On 17 June 2021, the Financial Conduct Authority (‘FCA’) published a research note on the ownership and understanding of cryptoassets following increased interest and involvement from the public, institutional investors and regulatory bodies.
Cryptocurrencies are (generally) outside the UK financial regulatory perimeter. The research was initially conducted in January 2021 and focussed primarily on the ownership of unregulated, transferable tokens such as Bitcoin, Ether and Ripple. It follows on from two quantitative studies and one qualitative study since October 2018.
Key findings include:
- Public awareness: Overall awareness in the general public has increased from 73% of adults having heard of cryptocurrency to 78%. However, this awareness has not necessarily corresponded with an increase in cryptoasset literacy. Findings indicated that the overall understanding of cryptocurrency is declining, meaning that purchasers may not be fully aware of what they are buying.
- Perception: 38% of consumers view cryptocurrencies as a gamble (down from 47%) which seems to indicate that the ownership of cryptoassets is being normalised amongst the general public.

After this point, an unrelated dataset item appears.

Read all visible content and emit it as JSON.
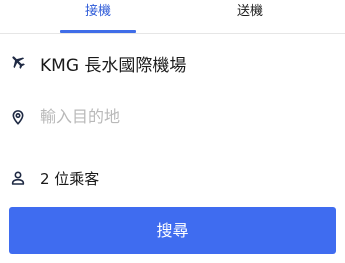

- Ownership: The FCA estimates that 2.3 million adults now own cryptoassets (up from 1.9 million last year). More consumers see them as an alternative or complement to mainstream investments. Half of cryptoasset users say they intend to invest more and there has been a slight decrease in those experiencing regret at having purchased cryptocurrencies.
- Stablecoins: Understanding and enthusiasm for stablecoins appear to be limited, with 46% of crypto users being unclear on their benefits.
In light of the research, Sheldon Mills, the FCA’s Executive Director, Consumers and Competition, warned that consumers “should be prepared to lose all their money” as they will find not find any recourse in the FSCS or the Financial Ombudsman Service if something goes wrong with an unregulated product.
The FCA will use its findings to support its strategy in further evaluating the potential harms and benefits of cryptoassets to consumers and recognising their patterns of use.
"Despite a number of news stories focusing on the growing role of crypto during the coronavirus pandemic, the majority (86%) of respondents say that it has not changed their attitude to cryptocurrencies. When looking at effects among crypto users only, coronavirus was more likely to have encouraged respondents to buy cryptocurrencies than to have discouraged (12% vs. 3%)."